• **Task objective**
Please find every line below that includes "text" and report how many there are. Nothing else is needed.

• **Records for this exercise**
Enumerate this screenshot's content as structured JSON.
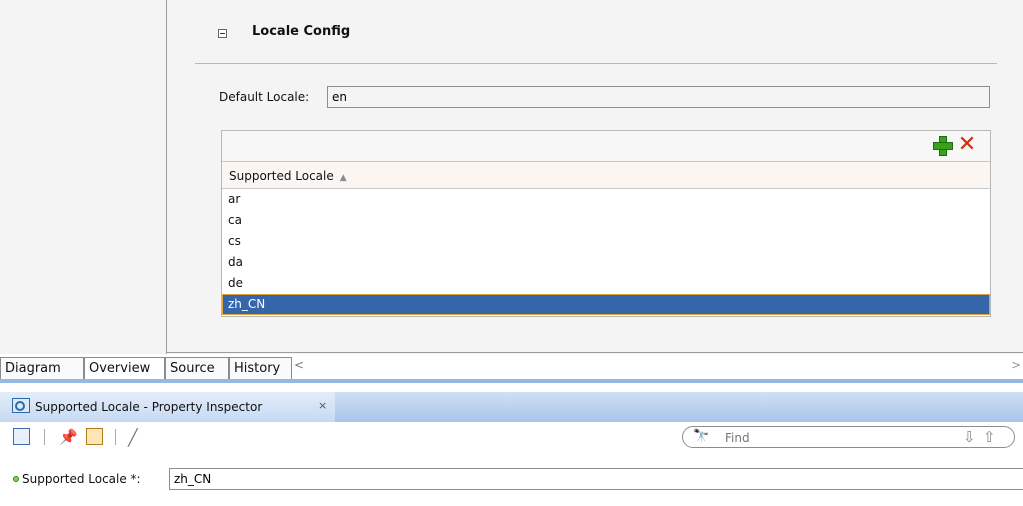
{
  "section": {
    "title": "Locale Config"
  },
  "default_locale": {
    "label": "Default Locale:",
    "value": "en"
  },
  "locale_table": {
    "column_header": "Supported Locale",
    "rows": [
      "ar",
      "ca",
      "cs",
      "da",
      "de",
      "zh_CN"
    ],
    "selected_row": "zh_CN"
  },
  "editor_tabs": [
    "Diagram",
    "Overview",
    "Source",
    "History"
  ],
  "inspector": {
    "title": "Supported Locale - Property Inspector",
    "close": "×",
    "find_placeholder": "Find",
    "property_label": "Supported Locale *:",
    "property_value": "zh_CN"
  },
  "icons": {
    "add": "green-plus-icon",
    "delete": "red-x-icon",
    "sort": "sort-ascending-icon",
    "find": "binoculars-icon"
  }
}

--

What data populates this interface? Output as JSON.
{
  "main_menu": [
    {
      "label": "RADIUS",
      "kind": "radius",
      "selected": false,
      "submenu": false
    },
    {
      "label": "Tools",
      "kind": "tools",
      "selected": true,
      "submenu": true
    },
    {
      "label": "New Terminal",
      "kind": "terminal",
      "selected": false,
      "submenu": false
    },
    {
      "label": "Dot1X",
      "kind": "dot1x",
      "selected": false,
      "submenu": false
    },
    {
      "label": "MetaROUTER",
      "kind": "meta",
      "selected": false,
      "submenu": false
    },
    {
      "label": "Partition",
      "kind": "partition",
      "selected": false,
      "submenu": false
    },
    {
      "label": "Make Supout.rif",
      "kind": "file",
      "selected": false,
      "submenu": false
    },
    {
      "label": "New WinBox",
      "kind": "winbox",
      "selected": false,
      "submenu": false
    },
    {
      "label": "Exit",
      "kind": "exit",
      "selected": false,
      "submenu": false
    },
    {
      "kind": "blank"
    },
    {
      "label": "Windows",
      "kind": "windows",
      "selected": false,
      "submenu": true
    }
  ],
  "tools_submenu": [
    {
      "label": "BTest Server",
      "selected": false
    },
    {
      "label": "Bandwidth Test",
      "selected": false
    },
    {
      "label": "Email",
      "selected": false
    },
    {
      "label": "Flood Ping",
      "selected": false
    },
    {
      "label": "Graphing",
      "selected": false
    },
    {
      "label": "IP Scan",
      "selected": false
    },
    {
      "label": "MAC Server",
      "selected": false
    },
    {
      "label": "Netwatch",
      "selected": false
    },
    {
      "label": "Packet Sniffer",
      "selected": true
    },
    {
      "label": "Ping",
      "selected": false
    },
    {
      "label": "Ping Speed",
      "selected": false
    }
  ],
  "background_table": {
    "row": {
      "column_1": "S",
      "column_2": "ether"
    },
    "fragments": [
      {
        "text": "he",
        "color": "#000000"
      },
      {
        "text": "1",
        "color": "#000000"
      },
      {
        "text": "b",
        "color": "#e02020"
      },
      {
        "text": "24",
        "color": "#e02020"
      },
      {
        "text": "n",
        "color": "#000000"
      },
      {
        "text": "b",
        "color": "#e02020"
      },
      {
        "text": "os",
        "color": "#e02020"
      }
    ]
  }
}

• **Reply to the task**
7